In the signed agreement, Dr. Alaama acknowledged his understanding that a failure to comply with the standards of the hospital medical staff would result in “automatic termination” of his staff privileges. The parties further agreed that any such “automatic termination shall not give rise to any substantive or procedural rights under California law” or the hospital bylaws.

An incident in 2015, however, gave rise to Dr. Alaama’s termination of staff privileges and subsequent litigation.

According to the alleged facts relied on by the Court of Appeal, a hospital patient was lying on his stomach, “profusely vomiting” with his “face changing to shades of purple” after an endoscopic procedure. Two nurses and a technician asked Dr. Alaama to move a cart where he was “documenting” on a computer so that they could move a bed into the room and turn over the patient. Dr. Alaama allegedly “responded to each request with words to the effect of, ‘No, they can wait.’” One of the nurses complained that Dr. Alaama “showed no concern” for the patient’s needs and put “himself first instead of the patient’s needs.”

The hospital medical executive committee met twice to consider the incident and at the second meeting approved a motion finding that Dr. Alaama violated the behavioral agreement and terminated his hospital privileges. Dr. Alaama filed a lawsuit alleging that the was wrongfully denied a hearing under California law and hospital bylaws.

The trial court focused on whether Dr. Alaama’s termination was for a non-medical disciplinary reason or whether the action was for a medically disciplinary cause, which would have invoked the right to a hearing under Business and Professions Code Section 809. In finding for the hospital, the lower court judge characterized the termination as arising out of “harassment” of hospital staff.

“They are accusing him of harassment,” the lower court judge explained, which was “defined under the agreement as failing to respond to a nurse’s concern about patient needs and safety. That is [it] doesn’t matter if they are right or wrong. If . . . they raise an issue and he doesn’t respond to them, that is considered harassment under the agreement. It doesn’t matter whether he actually was causing a safety issue or patient care issue.” Under this analysis, the lower court judge said Dr. Alaama was not entitled to a hearing under Section 809.

Disagreeing, the Court of Appeal began its analysis by citing California case law holding that once a hospital appoints a physician to its medical staff, the hospital may not terminate that membership “absent a hearing and other procedural prerequisites consistent with minimal due process protections.”

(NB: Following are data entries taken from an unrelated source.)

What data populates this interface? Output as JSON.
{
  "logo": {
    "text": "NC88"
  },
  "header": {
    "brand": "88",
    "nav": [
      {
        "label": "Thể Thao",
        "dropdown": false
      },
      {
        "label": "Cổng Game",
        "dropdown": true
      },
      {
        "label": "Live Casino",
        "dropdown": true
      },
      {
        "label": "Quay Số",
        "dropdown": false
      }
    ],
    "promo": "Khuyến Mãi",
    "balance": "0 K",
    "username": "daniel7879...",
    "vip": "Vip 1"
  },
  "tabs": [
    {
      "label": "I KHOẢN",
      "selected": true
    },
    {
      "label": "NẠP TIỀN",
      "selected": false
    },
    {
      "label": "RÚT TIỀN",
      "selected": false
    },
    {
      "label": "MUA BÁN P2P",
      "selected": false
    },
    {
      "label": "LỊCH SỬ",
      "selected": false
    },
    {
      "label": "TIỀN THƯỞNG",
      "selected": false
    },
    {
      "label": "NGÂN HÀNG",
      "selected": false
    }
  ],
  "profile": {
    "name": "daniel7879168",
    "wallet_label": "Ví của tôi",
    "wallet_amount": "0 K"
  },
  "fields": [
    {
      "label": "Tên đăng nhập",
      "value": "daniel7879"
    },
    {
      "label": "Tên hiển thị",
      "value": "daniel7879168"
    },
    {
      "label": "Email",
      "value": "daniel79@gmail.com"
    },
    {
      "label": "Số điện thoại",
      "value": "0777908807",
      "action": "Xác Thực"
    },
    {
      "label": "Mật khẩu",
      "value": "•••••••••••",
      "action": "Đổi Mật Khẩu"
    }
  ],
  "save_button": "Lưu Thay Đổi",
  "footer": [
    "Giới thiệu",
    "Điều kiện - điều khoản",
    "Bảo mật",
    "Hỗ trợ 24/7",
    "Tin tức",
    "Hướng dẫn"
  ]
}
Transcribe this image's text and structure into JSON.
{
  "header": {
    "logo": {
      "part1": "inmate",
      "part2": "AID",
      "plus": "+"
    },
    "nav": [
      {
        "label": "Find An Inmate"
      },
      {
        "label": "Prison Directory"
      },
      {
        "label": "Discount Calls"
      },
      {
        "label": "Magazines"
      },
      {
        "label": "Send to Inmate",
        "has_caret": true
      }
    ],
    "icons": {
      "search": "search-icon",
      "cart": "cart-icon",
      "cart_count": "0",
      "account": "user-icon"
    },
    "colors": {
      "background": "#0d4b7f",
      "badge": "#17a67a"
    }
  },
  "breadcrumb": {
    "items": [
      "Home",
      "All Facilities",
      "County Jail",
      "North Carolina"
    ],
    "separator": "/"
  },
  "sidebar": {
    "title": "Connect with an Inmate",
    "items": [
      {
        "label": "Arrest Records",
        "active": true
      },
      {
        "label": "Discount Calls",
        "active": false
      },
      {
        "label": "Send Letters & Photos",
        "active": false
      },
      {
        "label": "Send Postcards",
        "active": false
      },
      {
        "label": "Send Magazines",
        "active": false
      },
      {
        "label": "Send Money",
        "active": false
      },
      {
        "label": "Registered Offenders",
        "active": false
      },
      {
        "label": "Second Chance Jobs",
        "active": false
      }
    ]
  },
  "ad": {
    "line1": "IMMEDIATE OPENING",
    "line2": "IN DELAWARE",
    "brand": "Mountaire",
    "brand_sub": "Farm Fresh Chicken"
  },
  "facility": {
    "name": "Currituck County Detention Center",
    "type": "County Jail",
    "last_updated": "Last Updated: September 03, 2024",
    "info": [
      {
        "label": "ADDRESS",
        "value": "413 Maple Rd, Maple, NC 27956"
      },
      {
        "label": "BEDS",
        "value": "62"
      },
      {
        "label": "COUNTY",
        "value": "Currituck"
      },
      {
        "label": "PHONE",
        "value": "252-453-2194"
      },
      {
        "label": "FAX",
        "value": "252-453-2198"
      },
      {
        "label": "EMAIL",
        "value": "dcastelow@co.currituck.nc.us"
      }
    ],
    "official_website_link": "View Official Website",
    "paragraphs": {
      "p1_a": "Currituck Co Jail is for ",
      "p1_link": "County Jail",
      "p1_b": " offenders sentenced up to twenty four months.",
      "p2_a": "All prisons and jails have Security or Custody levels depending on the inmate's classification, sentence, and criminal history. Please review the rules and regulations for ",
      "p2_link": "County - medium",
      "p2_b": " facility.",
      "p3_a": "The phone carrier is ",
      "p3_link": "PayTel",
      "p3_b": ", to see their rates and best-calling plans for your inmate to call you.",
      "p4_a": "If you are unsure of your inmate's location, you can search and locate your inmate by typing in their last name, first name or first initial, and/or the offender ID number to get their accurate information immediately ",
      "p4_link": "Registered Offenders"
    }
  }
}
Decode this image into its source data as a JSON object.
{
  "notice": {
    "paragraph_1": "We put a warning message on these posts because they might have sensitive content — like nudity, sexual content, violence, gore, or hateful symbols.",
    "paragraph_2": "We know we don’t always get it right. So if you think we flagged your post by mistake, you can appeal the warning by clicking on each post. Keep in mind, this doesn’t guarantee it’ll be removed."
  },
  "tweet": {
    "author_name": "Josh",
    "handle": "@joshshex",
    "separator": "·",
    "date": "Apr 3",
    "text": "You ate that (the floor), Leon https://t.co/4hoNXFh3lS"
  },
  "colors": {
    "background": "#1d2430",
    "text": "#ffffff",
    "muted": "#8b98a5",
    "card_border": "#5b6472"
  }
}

In weighing whether the hospital’s action was based on a “medical discipline cause of action,” the appellate court looked to Section 805 of the Business and Professions Code, which states that “'medical discipline cause or reason’ means that aspect of a [physician’s] competence or professional conduct that is reasonably likely to be detrimental to patient safety or to the delivery of patient care.”

The hospital argued at the appellate court that its termination did not trigger a Section 809 hearing “because of [Dr. Alaama’s] inappropriate, unprofessional, abusive, and harassing behavior toward physicians, nurses, and hospital employees in the workplace when he ‘failed to address patient care concerns expressed to him by staff’ . . . .” The hospital cited its investigator’s interview with the anesthesiologist involved in the 2015 incident, who said that Dr. Alaama’s conduct “was not detrimental to the patient’s safety because the patient was oxygenating well despite the fact that the patient was vomiting.”

In ruling that Dr. Alaama was indeed entitled to a hearing, the Court of Appeal said that “even if Dr. Alaama’s conduct in connection with the November 2015 incident was not detrimental to patient safety, it was detrimental “to the delivery of patient care” under Section 805.

“And that, under the statute, is enough.”    


Gordon Ownby is CAP’s General Counsel. Questions or comments related to “Case of the Month” should be directed to